**Aim of the task**
Below this task are records; return each one exactly and omit its images.

(The records begins)

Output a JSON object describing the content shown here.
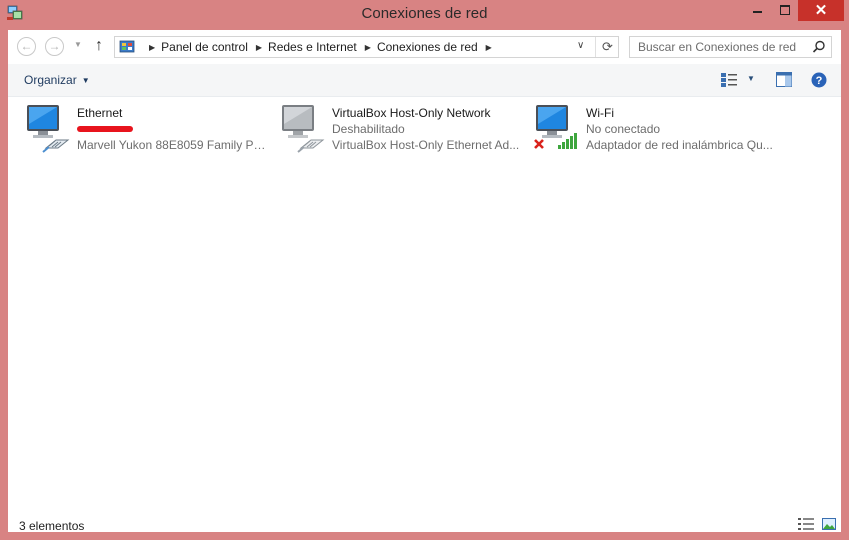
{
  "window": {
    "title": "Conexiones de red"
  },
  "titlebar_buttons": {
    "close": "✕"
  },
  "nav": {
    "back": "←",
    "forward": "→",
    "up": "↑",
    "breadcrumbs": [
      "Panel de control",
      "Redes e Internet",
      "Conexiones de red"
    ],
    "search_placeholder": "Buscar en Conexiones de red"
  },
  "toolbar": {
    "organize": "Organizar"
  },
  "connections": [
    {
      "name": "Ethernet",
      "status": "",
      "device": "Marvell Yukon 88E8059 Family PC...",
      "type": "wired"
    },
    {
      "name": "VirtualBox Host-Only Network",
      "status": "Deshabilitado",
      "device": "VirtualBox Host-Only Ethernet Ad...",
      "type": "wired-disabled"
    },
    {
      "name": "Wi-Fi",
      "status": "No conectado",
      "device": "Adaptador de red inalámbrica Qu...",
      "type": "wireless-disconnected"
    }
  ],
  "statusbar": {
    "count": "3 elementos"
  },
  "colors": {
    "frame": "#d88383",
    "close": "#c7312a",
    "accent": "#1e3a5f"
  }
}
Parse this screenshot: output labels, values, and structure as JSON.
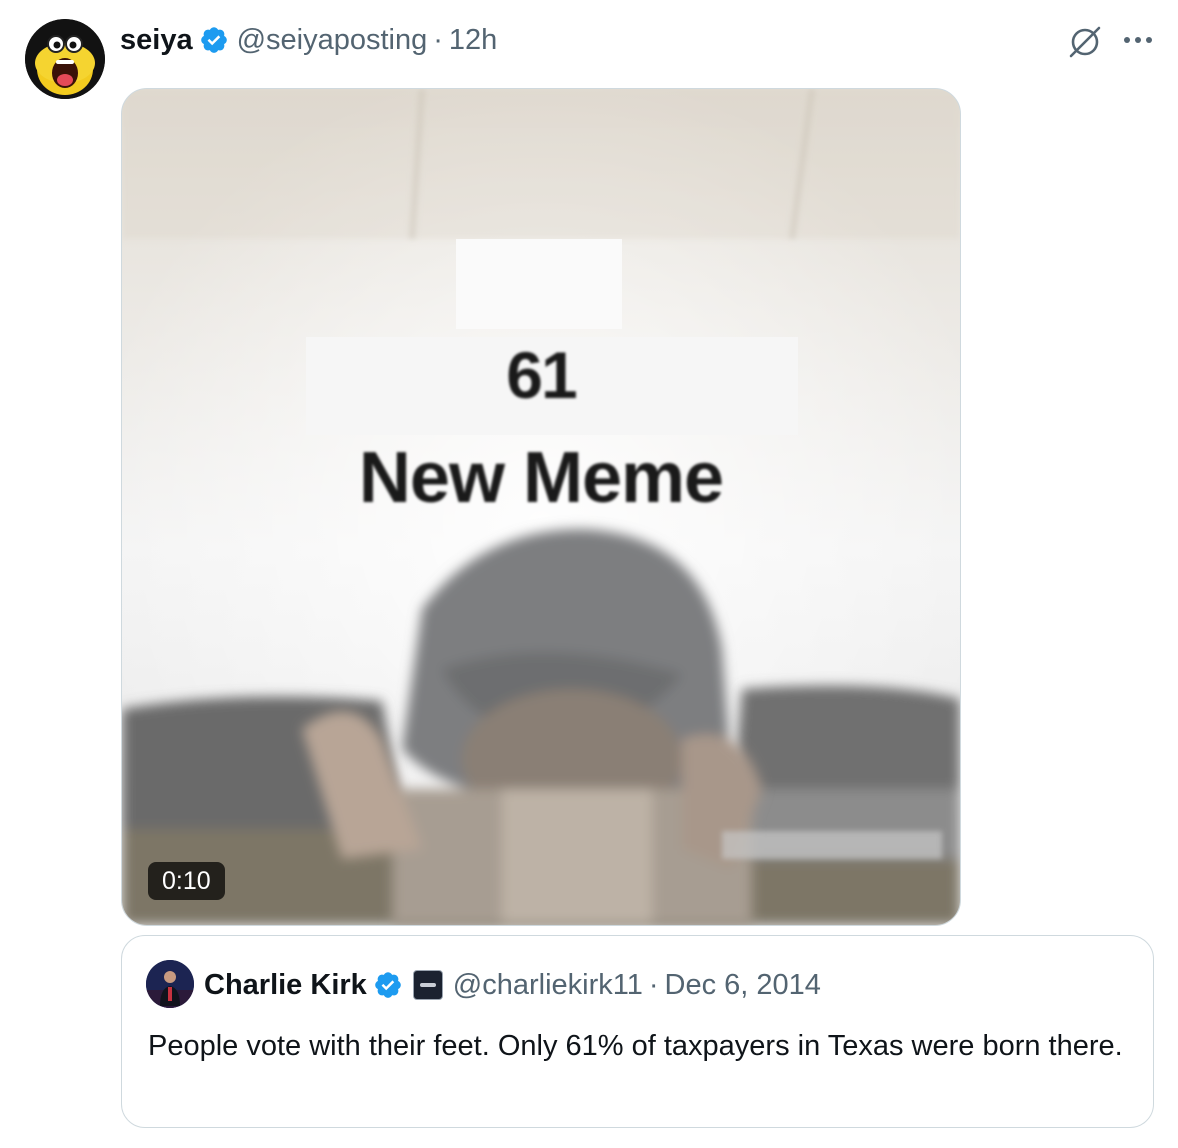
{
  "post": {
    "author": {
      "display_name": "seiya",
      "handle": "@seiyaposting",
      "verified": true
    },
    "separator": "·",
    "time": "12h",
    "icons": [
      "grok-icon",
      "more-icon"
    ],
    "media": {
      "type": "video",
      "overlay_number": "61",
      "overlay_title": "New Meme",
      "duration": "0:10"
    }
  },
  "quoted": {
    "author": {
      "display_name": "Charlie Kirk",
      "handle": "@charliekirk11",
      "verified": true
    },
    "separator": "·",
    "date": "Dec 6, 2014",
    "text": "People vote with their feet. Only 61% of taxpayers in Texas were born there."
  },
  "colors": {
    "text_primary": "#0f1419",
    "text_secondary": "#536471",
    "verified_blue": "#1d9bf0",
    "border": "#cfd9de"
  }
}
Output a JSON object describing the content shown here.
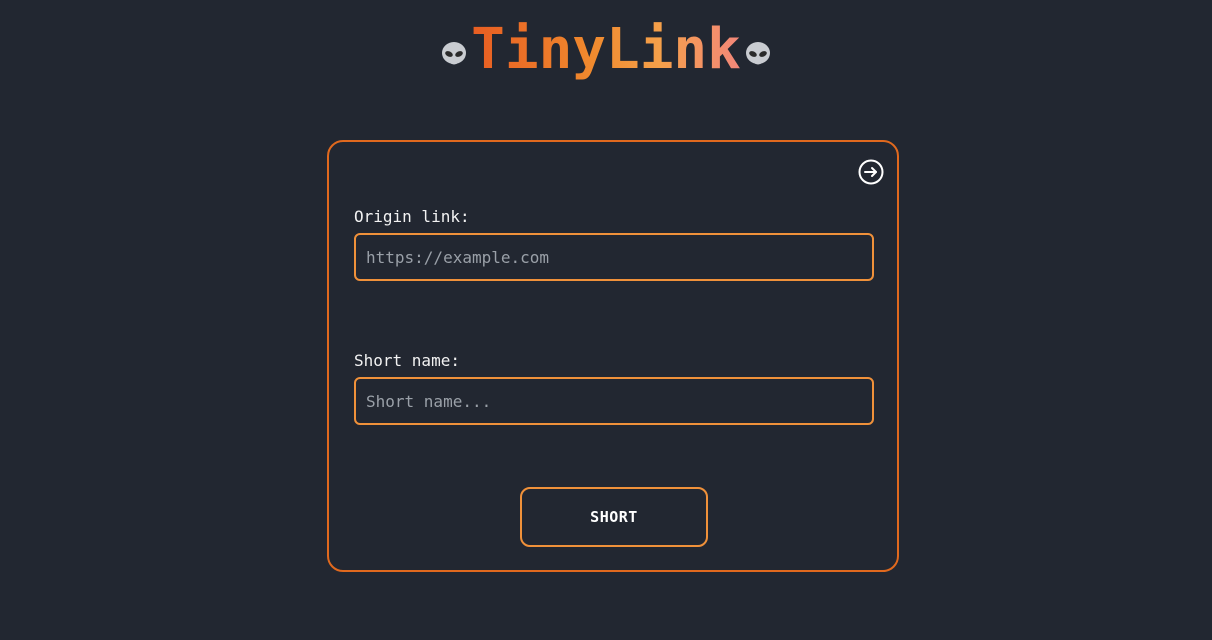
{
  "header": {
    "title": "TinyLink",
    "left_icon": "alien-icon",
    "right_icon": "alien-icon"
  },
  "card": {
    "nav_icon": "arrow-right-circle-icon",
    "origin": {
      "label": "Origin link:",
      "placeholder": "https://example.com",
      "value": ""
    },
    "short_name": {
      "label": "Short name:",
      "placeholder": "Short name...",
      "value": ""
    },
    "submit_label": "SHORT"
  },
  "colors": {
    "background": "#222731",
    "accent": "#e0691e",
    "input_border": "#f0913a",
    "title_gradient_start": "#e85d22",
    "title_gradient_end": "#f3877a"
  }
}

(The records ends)

**Written reply**
Output a JSON object describing the content shown here.
{
  "window": {
    "title": "Conexiones de red"
  },
  "titlebar_buttons": {
    "close": "✕"
  },
  "nav": {
    "back": "←",
    "forward": "→",
    "up": "↑",
    "breadcrumbs": [
      "Panel de control",
      "Redes e Internet",
      "Conexiones de red"
    ],
    "search_placeholder": "Buscar en Conexiones de red"
  },
  "toolbar": {
    "organize": "Organizar"
  },
  "connections": [
    {
      "name": "Ethernet",
      "status": "",
      "device": "Marvell Yukon 88E8059 Family PC...",
      "type": "wired"
    },
    {
      "name": "VirtualBox Host-Only Network",
      "status": "Deshabilitado",
      "device": "VirtualBox Host-Only Ethernet Ad...",
      "type": "wired-disabled"
    },
    {
      "name": "Wi-Fi",
      "status": "No conectado",
      "device": "Adaptador de red inalámbrica Qu...",
      "type": "wireless-disconnected"
    }
  ],
  "statusbar": {
    "count": "3 elementos"
  },
  "colors": {
    "frame": "#d88383",
    "close": "#c7312a",
    "accent": "#1e3a5f"
  }
}
Parse this screenshot: output labels, values, and structure as JSON.
{
  "post": {
    "author": {
      "display_name": "seiya",
      "handle": "@seiyaposting",
      "verified": true
    },
    "separator": "·",
    "time": "12h",
    "icons": [
      "grok-icon",
      "more-icon"
    ],
    "media": {
      "type": "video",
      "overlay_number": "61",
      "overlay_title": "New Meme",
      "duration": "0:10"
    }
  },
  "quoted": {
    "author": {
      "display_name": "Charlie Kirk",
      "handle": "@charliekirk11",
      "verified": true
    },
    "separator": "·",
    "date": "Dec 6, 2014",
    "text": "People vote with their feet. Only 61% of taxpayers in Texas were born there."
  },
  "colors": {
    "text_primary": "#0f1419",
    "text_secondary": "#536471",
    "verified_blue": "#1d9bf0",
    "border": "#cfd9de"
  }
}
Output a JSON object describing the content shown here.
{
  "header": {
    "title": "TinyLink",
    "left_icon": "alien-icon",
    "right_icon": "alien-icon"
  },
  "card": {
    "nav_icon": "arrow-right-circle-icon",
    "origin": {
      "label": "Origin link:",
      "placeholder": "https://example.com",
      "value": ""
    },
    "short_name": {
      "label": "Short name:",
      "placeholder": "Short name...",
      "value": ""
    },
    "submit_label": "SHORT"
  },
  "colors": {
    "background": "#222731",
    "accent": "#e0691e",
    "input_border": "#f0913a",
    "title_gradient_start": "#e85d22",
    "title_gradient_end": "#f3877a"
  }
}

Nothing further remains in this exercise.